The Truth I Never Knew about Direct and Cross-Examinations

Entering the legal field with the desire to become a trial attorney is a daunting endeavor. There is only one place where a young lawyer can establish himself or herself as a trial attorney—in the courtroom. Trial practice has almost become a misnomer in today’s world. The firm where I have been privileged to practice is made up of an endangered species of trial attorney. I revel in the “war stories” about them trying a case on Monday and preparing for the next one on Friday. Nowadays, the majority of time spent in court is in motion practice.

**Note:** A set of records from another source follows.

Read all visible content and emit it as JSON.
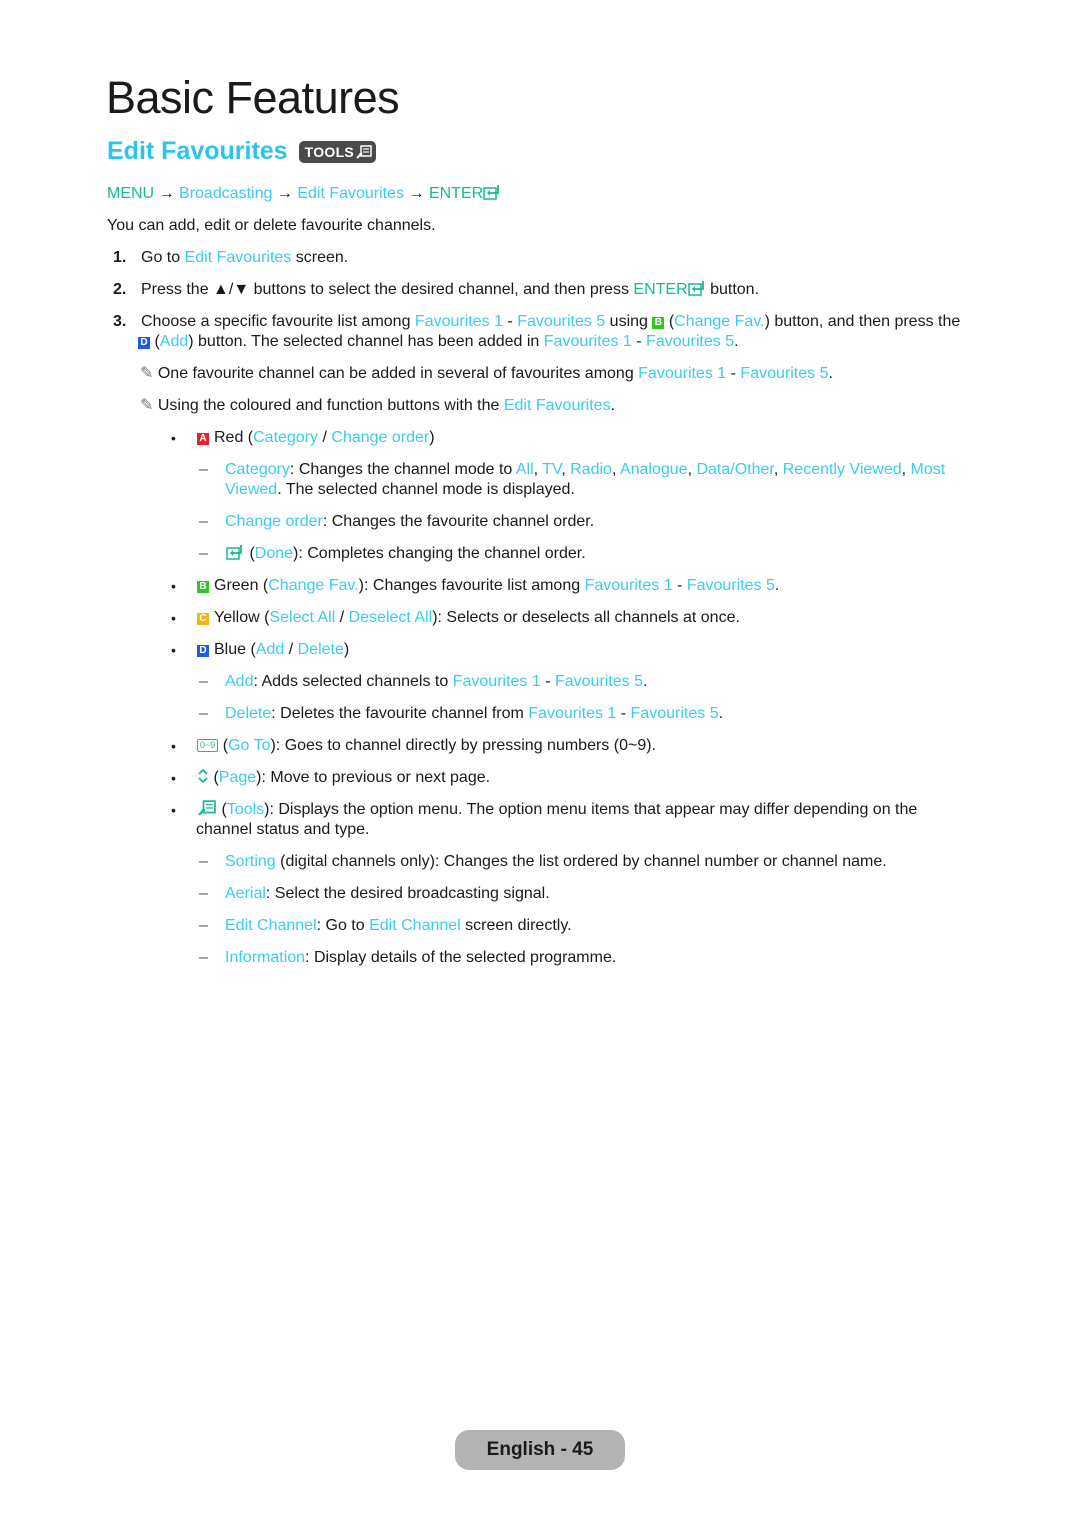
{
  "page_title": "Basic Features",
  "section": {
    "title": "Edit Favourites",
    "badge_label": "TOOLS",
    "badge_icon": "tools-icon"
  },
  "breadcrumb": {
    "menu": "MENU",
    "arrow": "→",
    "broadcasting": "Broadcasting",
    "edit_favourites": "Edit Favourites",
    "enter": "ENTER",
    "enter_icon": "enter-icon"
  },
  "intro": "You can add, edit or delete favourite channels.",
  "steps": [
    {
      "num": "1.",
      "pre": "Go to ",
      "link": "Edit Favourites",
      "post": " screen."
    },
    {
      "num": "2.",
      "pre": "Press the ▲/▼ buttons to select the desired channel, and then press ",
      "tl": "ENTER",
      "post": " button."
    },
    {
      "num": "3.",
      "l1_pre": "Choose a specific favourite list among ",
      "fav1": "Favourites 1",
      "sep": " - ",
      "fav5": "Favourites 5",
      "l1_mid": " using ",
      "btn_b": "B",
      "l1_paren_open": " (",
      "change_fav": "Change Fav.",
      "l1_post": ") button, and then press the",
      "btn_d": "D",
      "l2_paren_open": " (",
      "add": "Add",
      "l2_mid": ") button. The selected channel has been added in ",
      "l2_end": "."
    }
  ],
  "notes": [
    {
      "icon": "✎",
      "pre": " One favourite channel can be added in several of favourites among ",
      "fav1": "Favourites 1",
      "sep": " - ",
      "fav5": "Favourites 5",
      "post": "."
    },
    {
      "icon": "✎",
      "pre": " Using the coloured and function buttons with the ",
      "link": "Edit Favourites",
      "post": "."
    }
  ],
  "bullets": {
    "red": {
      "key": "A",
      "label": "Red (",
      "opt1": "Category",
      "slash": " / ",
      "opt2": "Change order",
      "close": ")"
    },
    "red_sub": [
      {
        "link": "Category",
        "text": ": Changes the channel mode to ",
        "modes": [
          "All",
          "TV",
          "Radio",
          "Analogue",
          "Data/Other",
          "Recently Viewed",
          "Most"
        ],
        "mode_cont": "Viewed",
        "text2": ". The selected channel mode is displayed."
      },
      {
        "link": "Change order",
        "text": ": Changes the favourite channel order."
      },
      {
        "icon": "enter-icon",
        "open": " (",
        "link": "Done",
        "text": "): Completes changing the channel order."
      }
    ],
    "green": {
      "key": "B",
      "label": "Green (",
      "link": "Change Fav.",
      "text": "): Changes favourite list among ",
      "fav1": "Favourites 1",
      "sep": " - ",
      "fav5": "Favourites 5",
      "end": "."
    },
    "yellow": {
      "key": "C",
      "label": "Yellow (",
      "opt1": "Select All",
      "slash": " / ",
      "opt2": "Deselect All",
      "text": "): Selects or deselects all channels at once."
    },
    "blue": {
      "key": "D",
      "label": "Blue (",
      "opt1": "Add",
      "slash": " / ",
      "opt2": "Delete",
      "close": ")"
    },
    "blue_sub": [
      {
        "link": "Add",
        "text": ": Adds selected channels to ",
        "fav1": "Favourites 1",
        "sep": " - ",
        "fav5": "Favourites 5",
        "end": "."
      },
      {
        "link": "Delete",
        "text": ": Deletes the favourite channel from ",
        "fav1": "Favourites 1",
        "sep": " - ",
        "fav5": "Favourites 5",
        "end": "."
      }
    ],
    "goto": {
      "icon_label": "0~9",
      "open": " (",
      "link": "Go To",
      "text": "): Goes to channel directly by pressing numbers (0~9)."
    },
    "page": {
      "open": " (",
      "link": "Page",
      "text": "): Move to previous or next page."
    },
    "tools": {
      "open": " (",
      "link": "Tools",
      "text": "): Displays the option menu. The option menu items that appear may differ depending on the",
      "text2": "channel status and type."
    },
    "tools_sub": [
      {
        "link": "Sorting",
        "text": " (digital channels only): Changes the list ordered by channel number or channel name."
      },
      {
        "link": "Aerial",
        "text": ": Select the desired broadcasting signal."
      },
      {
        "link": "Edit Channel",
        "text": ": Go to ",
        "link2": "Edit Channel",
        "text2": " screen directly."
      },
      {
        "link": "Information",
        "text": ": Display details of the selected programme."
      }
    ]
  },
  "bullet_char": "•",
  "dash_char": "–",
  "footer": {
    "page_label": "English - 45"
  },
  "colors": {
    "link": "#3ccbf0",
    "menu_key": "#17b894",
    "title_accent": "#2dc3f0",
    "red_btn": "#e8202a",
    "green_btn": "#35c424",
    "yellow_btn": "#f5b40e",
    "blue_btn": "#1c5de0",
    "footer_pill": "#b3b3b3"
  }
}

The current status of trial practice creates an interesting conflict for young, aspiring attorneys in their attempt to develop trial skills. In the almost six years I have been practicing, I have been trial support on two civil jury trials and second chair on an additional two. The first trial in which I participated as second chair was a stroke of fortune and an-eye opening experience. Once I was in the courtroom in this role, I understood the purpose and importance of direct and cross examination, but, most important, I understood the difference between direct and cross examination in discovery and at trial. The primary focus of this article is to illustrate the principles of direct and cross-examination that have been taught to me.

Premium Content for:

  • ABA Section of Litigation Members
Join Now

Already a member? Log In



Copyright © 2016, American Bar Association. All rights reserved. This information or any portion thereof may not be copied or disseminated in any form or by any means or downloaded or stored in an electronic database or retrieval system without the express written consent of the American Bar Association. The views expressed in this article are those of the author(s) and do not necessarily reflect the positions or policies of the American Bar Association, the Section of Litigation, this committee, or the employer(s) of the author(s).

Advertisement

  • News & Analysis

  • Newsletter

  • Section Publishing

  • CLE & Events

  • Committee Leadership

  • Committee Membership